ABOUT THIS TASK: With all pictures excluded, restate the records that follow exactly as written.

RAW DATA:
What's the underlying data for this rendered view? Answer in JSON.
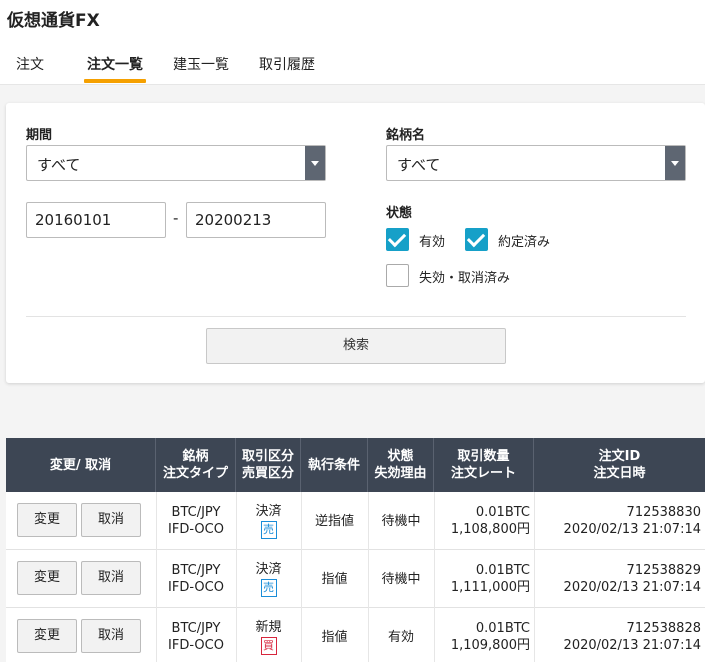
{
  "app": {
    "title": "仮想通貨FX"
  },
  "tabs": [
    {
      "label": "注文"
    },
    {
      "label": "注文一覧"
    },
    {
      "label": "建玉一覧"
    },
    {
      "label": "取引履歴"
    }
  ],
  "filters": {
    "period_label": "期間",
    "period_select": "すべて",
    "date_from": "20160101",
    "date_separator": "-",
    "date_to": "20200213",
    "symbol_label": "銘柄名",
    "symbol_select": "すべて",
    "status_label": "状態",
    "status_options": [
      {
        "label": "有効",
        "checked": true
      },
      {
        "label": "約定済み",
        "checked": true
      },
      {
        "label": "失効・取消済み",
        "checked": false
      }
    ],
    "search_button": "検索"
  },
  "table": {
    "headers": [
      [
        "変更/ 取消"
      ],
      [
        "銘柄",
        "注文タイプ"
      ],
      [
        "取引区分",
        "売買区分"
      ],
      [
        "執行条件"
      ],
      [
        "状態",
        "失効理由"
      ],
      [
        "取引数量",
        "注文レート"
      ],
      [
        "注文ID",
        "注文日時"
      ]
    ],
    "change_label": "変更",
    "cancel_label": "取消",
    "rows": [
      {
        "symbol": "BTC/JPY",
        "order_type": "IFD-OCO",
        "trade_kind": "決済",
        "side": "売",
        "side_type": "sell",
        "condition": "逆指値",
        "status": "待機中",
        "quantity": "0.01BTC",
        "rate": "1,108,800円",
        "order_id": "712538830",
        "datetime": "2020/02/13 21:07:14"
      },
      {
        "symbol": "BTC/JPY",
        "order_type": "IFD-OCO",
        "trade_kind": "決済",
        "side": "売",
        "side_type": "sell",
        "condition": "指値",
        "status": "待機中",
        "quantity": "0.01BTC",
        "rate": "1,111,000円",
        "order_id": "712538829",
        "datetime": "2020/02/13 21:07:14"
      },
      {
        "symbol": "BTC/JPY",
        "order_type": "IFD-OCO",
        "trade_kind": "新規",
        "side": "買",
        "side_type": "buy",
        "condition": "指値",
        "status": "有効",
        "quantity": "0.01BTC",
        "rate": "1,109,800円",
        "order_id": "712538828",
        "datetime": "2020/02/13 21:07:14"
      }
    ]
  },
  "colors": {
    "accent": "#f5a000",
    "check": "#16a0c8",
    "header_bg": "#3d4654",
    "sell": "#1a8dd8",
    "buy": "#d7263d"
  }
}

EXPECTED ANSWER:
What's the underlying data for this rendered view? Answer in JSON.
{
  "app": {
    "title": "仮想通貨FX"
  },
  "tabs": [
    {
      "label": "注文"
    },
    {
      "label": "注文一覧"
    },
    {
      "label": "建玉一覧"
    },
    {
      "label": "取引履歴"
    }
  ],
  "filters": {
    "period_label": "期間",
    "period_select": "すべて",
    "date_from": "20160101",
    "date_separator": "-",
    "date_to": "20200213",
    "symbol_label": "銘柄名",
    "symbol_select": "すべて",
    "status_label": "状態",
    "status_options": [
      {
        "label": "有効",
        "checked": true
      },
      {
        "label": "約定済み",
        "checked": true
      },
      {
        "label": "失効・取消済み",
        "checked": false
      }
    ],
    "search_button": "検索"
  },
  "table": {
    "headers": [
      [
        "変更/ 取消"
      ],
      [
        "銘柄",
        "注文タイプ"
      ],
      [
        "取引区分",
        "売買区分"
      ],
      [
        "執行条件"
      ],
      [
        "状態",
        "失効理由"
      ],
      [
        "取引数量",
        "注文レート"
      ],
      [
        "注文ID",
        "注文日時"
      ]
    ],
    "change_label": "変更",
    "cancel_label": "取消",
    "rows": [
      {
        "symbol": "BTC/JPY",
        "order_type": "IFD-OCO",
        "trade_kind": "決済",
        "side": "売",
        "side_type": "sell",
        "condition": "逆指値",
        "status": "待機中",
        "quantity": "0.01BTC",
        "rate": "1,108,800円",
        "order_id": "712538830",
        "datetime": "2020/02/13 21:07:14"
      },
      {
        "symbol": "BTC/JPY",
        "order_type": "IFD-OCO",
        "trade_kind": "決済",
        "side": "売",
        "side_type": "sell",
        "condition": "指値",
        "status": "待機中",
        "quantity": "0.01BTC",
        "rate": "1,111,000円",
        "order_id": "712538829",
        "datetime": "2020/02/13 21:07:14"
      },
      {
        "symbol": "BTC/JPY",
        "order_type": "IFD-OCO",
        "trade_kind": "新規",
        "side": "買",
        "side_type": "buy",
        "condition": "指値",
        "status": "有効",
        "quantity": "0.01BTC",
        "rate": "1,109,800円",
        "order_id": "712538828",
        "datetime": "2020/02/13 21:07:14"
      }
    ]
  },
  "colors": {
    "accent": "#f5a000",
    "check": "#16a0c8",
    "header_bg": "#3d4654",
    "sell": "#1a8dd8",
    "buy": "#d7263d"
  }
}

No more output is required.